### Exercise directions
Write the entries out again. Every character must match.

[Stored data]

+++++

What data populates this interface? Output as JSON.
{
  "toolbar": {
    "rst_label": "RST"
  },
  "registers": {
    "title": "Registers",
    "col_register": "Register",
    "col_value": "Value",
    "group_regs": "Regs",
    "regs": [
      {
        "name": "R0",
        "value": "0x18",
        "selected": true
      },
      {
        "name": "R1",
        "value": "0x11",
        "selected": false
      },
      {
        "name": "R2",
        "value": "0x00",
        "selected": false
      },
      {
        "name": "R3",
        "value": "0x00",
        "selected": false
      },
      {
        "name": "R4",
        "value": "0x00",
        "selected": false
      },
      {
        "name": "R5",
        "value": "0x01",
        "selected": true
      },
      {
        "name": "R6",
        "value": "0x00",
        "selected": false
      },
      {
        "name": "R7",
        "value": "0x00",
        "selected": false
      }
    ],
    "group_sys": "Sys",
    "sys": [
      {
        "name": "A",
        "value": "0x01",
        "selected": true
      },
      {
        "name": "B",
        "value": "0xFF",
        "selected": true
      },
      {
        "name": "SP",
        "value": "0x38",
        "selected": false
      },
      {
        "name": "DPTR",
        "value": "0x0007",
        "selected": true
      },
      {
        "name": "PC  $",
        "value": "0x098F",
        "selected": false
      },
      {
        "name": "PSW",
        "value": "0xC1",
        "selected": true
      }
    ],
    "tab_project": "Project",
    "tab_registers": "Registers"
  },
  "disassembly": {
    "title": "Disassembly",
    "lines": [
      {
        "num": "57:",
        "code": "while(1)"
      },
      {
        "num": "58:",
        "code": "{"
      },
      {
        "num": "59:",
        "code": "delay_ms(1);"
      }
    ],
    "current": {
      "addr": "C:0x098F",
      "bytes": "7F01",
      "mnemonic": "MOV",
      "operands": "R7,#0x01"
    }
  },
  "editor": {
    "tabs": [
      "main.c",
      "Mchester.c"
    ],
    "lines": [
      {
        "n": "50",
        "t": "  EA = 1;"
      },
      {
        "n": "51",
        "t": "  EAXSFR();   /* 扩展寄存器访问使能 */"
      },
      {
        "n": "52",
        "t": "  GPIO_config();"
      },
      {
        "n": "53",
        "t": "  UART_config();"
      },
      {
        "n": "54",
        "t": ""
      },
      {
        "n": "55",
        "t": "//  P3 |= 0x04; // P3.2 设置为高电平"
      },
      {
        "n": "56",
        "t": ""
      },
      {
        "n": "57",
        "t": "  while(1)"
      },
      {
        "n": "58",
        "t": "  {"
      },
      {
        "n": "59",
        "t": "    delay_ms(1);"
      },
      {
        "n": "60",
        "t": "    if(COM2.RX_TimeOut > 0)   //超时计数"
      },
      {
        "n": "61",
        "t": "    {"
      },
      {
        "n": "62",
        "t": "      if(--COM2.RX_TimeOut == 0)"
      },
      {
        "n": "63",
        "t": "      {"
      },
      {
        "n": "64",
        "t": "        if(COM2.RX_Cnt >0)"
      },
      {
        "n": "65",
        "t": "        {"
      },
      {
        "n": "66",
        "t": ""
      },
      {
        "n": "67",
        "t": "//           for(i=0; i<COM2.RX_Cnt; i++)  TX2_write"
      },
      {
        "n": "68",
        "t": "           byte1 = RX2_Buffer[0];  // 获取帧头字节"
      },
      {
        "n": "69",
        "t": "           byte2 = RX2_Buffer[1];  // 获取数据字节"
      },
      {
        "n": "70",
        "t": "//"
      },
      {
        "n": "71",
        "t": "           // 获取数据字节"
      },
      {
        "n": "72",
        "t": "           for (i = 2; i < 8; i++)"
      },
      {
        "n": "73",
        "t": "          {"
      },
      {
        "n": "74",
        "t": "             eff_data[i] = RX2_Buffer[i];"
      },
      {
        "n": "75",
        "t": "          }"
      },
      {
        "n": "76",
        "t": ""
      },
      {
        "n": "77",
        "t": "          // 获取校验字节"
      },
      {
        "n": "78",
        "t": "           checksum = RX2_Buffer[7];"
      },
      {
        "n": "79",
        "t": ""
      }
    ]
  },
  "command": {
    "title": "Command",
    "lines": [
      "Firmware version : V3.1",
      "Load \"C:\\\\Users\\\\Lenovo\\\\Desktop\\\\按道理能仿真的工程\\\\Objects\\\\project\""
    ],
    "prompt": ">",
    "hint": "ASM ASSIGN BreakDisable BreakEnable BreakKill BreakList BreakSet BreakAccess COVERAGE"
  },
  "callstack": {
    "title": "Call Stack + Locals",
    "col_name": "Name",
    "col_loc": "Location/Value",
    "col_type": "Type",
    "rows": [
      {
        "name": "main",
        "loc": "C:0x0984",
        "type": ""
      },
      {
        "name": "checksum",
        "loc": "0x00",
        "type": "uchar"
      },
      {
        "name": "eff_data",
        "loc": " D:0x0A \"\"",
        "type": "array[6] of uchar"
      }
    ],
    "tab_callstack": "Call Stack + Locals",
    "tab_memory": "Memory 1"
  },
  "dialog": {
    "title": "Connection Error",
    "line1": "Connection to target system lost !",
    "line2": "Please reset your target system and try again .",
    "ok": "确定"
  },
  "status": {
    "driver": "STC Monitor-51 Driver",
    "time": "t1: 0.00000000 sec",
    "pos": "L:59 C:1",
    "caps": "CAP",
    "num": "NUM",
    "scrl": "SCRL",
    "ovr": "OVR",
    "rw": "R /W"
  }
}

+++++

### Solved exercise
What data populates this interface? Output as JSON.
{
  "toolbar": {
    "rst_label": "RST"
  },
  "registers": {
    "title": "Registers",
    "col_register": "Register",
    "col_value": "Value",
    "group_regs": "Regs",
    "regs": [
      {
        "name": "R0",
        "value": "0x18",
        "selected": true
      },
      {
        "name": "R1",
        "value": "0x11",
        "selected": false
      },
      {
        "name": "R2",
        "value": "0x00",
        "selected": false
      },
      {
        "name": "R3",
        "value": "0x00",
        "selected": false
      },
      {
        "name": "R4",
        "value": "0x00",
        "selected": false
      },
      {
        "name": "R5",
        "value": "0x01",
        "selected": true
      },
      {
        "name": "R6",
        "value": "0x00",
        "selected": false
      },
      {
        "name": "R7",
        "value": "0x00",
        "selected": false
      }
    ],
    "group_sys": "Sys",
    "sys": [
      {
        "name": "A",
        "value": "0x01",
        "selected": true
      },
      {
        "name": "B",
        "value": "0xFF",
        "selected": true
      },
      {
        "name": "SP",
        "value": "0x38",
        "selected": false
      },
      {
        "name": "DPTR",
        "value": "0x0007",
        "selected": true
      },
      {
        "name": "PC  $",
        "value": "0x098F",
        "selected": false
      },
      {
        "name": "PSW",
        "value": "0xC1",
        "selected": true
      }
    ],
    "tab_project": "Project",
    "tab_registers": "Registers"
  },
  "disassembly": {
    "title": "Disassembly",
    "lines": [
      {
        "num": "57:",
        "code": "while(1)"
      },
      {
        "num": "58:",
        "code": "{"
      },
      {
        "num": "59:",
        "code": "delay_ms(1);"
      }
    ],
    "current": {
      "addr": "C:0x098F",
      "bytes": "7F01",
      "mnemonic": "MOV",
      "operands": "R7,#0x01"
    }
  },
  "editor": {
    "tabs": [
      "main.c",
      "Mchester.c"
    ],
    "lines": [
      {
        "n": "50",
        "t": "  EA = 1;"
      },
      {
        "n": "51",
        "t": "  EAXSFR();   /* 扩展寄存器访问使能 */"
      },
      {
        "n": "52",
        "t": "  GPIO_config();"
      },
      {
        "n": "53",
        "t": "  UART_config();"
      },
      {
        "n": "54",
        "t": ""
      },
      {
        "n": "55",
        "t": "//  P3 |= 0x04; // P3.2 设置为高电平"
      },
      {
        "n": "56",
        "t": ""
      },
      {
        "n": "57",
        "t": "  while(1)"
      },
      {
        "n": "58",
        "t": "  {"
      },
      {
        "n": "59",
        "t": "    delay_ms(1);"
      },
      {
        "n": "60",
        "t": "    if(COM2.RX_TimeOut > 0)   //超时计数"
      },
      {
        "n": "61",
        "t": "    {"
      },
      {
        "n": "62",
        "t": "      if(--COM2.RX_TimeOut == 0)"
      },
      {
        "n": "63",
        "t": "      {"
      },
      {
        "n": "64",
        "t": "        if(COM2.RX_Cnt >0)"
      },
      {
        "n": "65",
        "t": "        {"
      },
      {
        "n": "66",
        "t": ""
      },
      {
        "n": "67",
        "t": "//           for(i=0; i<COM2.RX_Cnt; i++)  TX2_write"
      },
      {
        "n": "68",
        "t": "           byte1 = RX2_Buffer[0];  // 获取帧头字节"
      },
      {
        "n": "69",
        "t": "           byte2 = RX2_Buffer[1];  // 获取数据字节"
      },
      {
        "n": "70",
        "t": "//"
      },
      {
        "n": "71",
        "t": "           // 获取数据字节"
      },
      {
        "n": "72",
        "t": "           for (i = 2; i < 8; i++)"
      },
      {
        "n": "73",
        "t": "          {"
      },
      {
        "n": "74",
        "t": "             eff_data[i] = RX2_Buffer[i];"
      },
      {
        "n": "75",
        "t": "          }"
      },
      {
        "n": "76",
        "t": ""
      },
      {
        "n": "77",
        "t": "          // 获取校验字节"
      },
      {
        "n": "78",
        "t": "           checksum = RX2_Buffer[7];"
      },
      {
        "n": "79",
        "t": ""
      }
    ]
  },
  "command": {
    "title": "Command",
    "lines": [
      "Firmware version : V3.1",
      "Load \"C:\\\\Users\\\\Lenovo\\\\Desktop\\\\按道理能仿真的工程\\\\Objects\\\\project\""
    ],
    "prompt": ">",
    "hint": "ASM ASSIGN BreakDisable BreakEnable BreakKill BreakList BreakSet BreakAccess COVERAGE"
  },
  "callstack": {
    "title": "Call Stack + Locals",
    "col_name": "Name",
    "col_loc": "Location/Value",
    "col_type": "Type",
    "rows": [
      {
        "name": "main",
        "loc": "C:0x0984",
        "type": ""
      },
      {
        "name": "checksum",
        "loc": "0x00",
        "type": "uchar"
      },
      {
        "name": "eff_data",
        "loc": " D:0x0A \"\"",
        "type": "array[6] of uchar"
      }
    ],
    "tab_callstack": "Call Stack + Locals",
    "tab_memory": "Memory 1"
  },
  "dialog": {
    "title": "Connection Error",
    "line1": "Connection to target system lost !",
    "line2": "Please reset your target system and try again .",
    "ok": "确定"
  },
  "status": {
    "driver": "STC Monitor-51 Driver",
    "time": "t1: 0.00000000 sec",
    "pos": "L:59 C:1",
    "caps": "CAP",
    "num": "NUM",
    "scrl": "SCRL",
    "ovr": "OVR",
    "rw": "R /W"
  }
}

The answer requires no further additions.